### [Exercise details]
Wherever a line in the material contains the word "name", copy that line.

============

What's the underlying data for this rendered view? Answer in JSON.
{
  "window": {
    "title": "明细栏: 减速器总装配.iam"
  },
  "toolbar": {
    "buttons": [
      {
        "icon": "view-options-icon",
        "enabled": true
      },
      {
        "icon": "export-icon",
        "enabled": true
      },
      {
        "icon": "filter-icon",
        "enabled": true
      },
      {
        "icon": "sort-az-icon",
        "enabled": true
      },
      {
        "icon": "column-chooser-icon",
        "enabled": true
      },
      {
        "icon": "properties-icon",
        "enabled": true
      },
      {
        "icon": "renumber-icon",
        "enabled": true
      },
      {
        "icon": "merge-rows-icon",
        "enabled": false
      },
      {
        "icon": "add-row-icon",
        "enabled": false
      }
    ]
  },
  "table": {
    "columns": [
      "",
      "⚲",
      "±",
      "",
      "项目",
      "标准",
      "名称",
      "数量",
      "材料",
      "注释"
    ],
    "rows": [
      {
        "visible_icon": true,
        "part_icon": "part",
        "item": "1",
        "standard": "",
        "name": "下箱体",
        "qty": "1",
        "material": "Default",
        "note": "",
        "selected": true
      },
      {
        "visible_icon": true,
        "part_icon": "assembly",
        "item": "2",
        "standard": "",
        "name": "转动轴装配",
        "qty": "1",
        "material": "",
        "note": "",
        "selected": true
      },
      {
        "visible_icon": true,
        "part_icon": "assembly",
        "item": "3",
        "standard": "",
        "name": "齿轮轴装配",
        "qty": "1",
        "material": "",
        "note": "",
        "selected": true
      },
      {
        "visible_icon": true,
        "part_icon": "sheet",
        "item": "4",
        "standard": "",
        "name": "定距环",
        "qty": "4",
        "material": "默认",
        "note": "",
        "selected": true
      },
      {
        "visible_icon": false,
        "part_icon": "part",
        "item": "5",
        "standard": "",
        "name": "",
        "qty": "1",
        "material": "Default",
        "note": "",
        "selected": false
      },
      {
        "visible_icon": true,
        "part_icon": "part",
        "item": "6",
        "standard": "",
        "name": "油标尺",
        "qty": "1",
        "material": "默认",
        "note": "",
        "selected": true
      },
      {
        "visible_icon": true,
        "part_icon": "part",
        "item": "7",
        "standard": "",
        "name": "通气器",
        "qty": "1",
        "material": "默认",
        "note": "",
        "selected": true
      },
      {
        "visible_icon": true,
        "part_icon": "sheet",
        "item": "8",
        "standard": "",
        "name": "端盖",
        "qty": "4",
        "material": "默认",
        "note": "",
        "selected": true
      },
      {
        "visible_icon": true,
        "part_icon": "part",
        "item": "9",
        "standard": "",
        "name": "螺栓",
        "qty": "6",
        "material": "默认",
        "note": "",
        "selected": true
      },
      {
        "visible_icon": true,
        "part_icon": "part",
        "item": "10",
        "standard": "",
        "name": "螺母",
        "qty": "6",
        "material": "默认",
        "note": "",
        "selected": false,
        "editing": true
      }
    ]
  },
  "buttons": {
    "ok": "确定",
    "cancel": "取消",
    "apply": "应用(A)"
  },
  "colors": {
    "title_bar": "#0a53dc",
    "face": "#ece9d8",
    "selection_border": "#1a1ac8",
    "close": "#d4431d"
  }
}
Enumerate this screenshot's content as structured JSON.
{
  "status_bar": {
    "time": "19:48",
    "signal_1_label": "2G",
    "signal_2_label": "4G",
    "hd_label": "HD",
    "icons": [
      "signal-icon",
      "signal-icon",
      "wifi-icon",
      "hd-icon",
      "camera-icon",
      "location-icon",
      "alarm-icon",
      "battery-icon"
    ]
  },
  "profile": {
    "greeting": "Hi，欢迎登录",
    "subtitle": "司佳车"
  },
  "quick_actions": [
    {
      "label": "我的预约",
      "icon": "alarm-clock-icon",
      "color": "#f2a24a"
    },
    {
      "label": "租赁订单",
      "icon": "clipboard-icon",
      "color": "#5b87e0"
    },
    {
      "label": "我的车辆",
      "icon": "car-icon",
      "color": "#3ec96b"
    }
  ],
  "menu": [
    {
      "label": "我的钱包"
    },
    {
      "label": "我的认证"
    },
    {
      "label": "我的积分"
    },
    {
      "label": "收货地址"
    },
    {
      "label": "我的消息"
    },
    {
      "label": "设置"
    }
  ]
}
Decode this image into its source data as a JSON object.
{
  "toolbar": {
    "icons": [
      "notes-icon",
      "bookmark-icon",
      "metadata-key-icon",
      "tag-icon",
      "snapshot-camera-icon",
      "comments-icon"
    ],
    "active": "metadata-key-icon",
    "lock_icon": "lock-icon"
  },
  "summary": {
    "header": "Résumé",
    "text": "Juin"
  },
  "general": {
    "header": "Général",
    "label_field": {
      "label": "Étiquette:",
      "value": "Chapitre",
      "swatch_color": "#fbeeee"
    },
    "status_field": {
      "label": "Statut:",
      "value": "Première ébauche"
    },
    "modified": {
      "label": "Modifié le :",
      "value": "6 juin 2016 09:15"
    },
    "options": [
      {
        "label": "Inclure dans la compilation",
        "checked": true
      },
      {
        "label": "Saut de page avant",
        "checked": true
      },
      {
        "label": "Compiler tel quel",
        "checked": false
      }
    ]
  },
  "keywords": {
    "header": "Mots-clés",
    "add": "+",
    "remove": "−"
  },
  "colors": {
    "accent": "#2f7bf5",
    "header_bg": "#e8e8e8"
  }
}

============

### [Written answer]
        "name": "下箱体",
        "name": "转动轴装配",
        "name": "齿轮轴装配",
        "name": "定距环",
        "name": "",
        "name": "油标尺",
        "name": "通气器",
        "name": "端盖",
        "name": "螺栓",
        "name": "螺母",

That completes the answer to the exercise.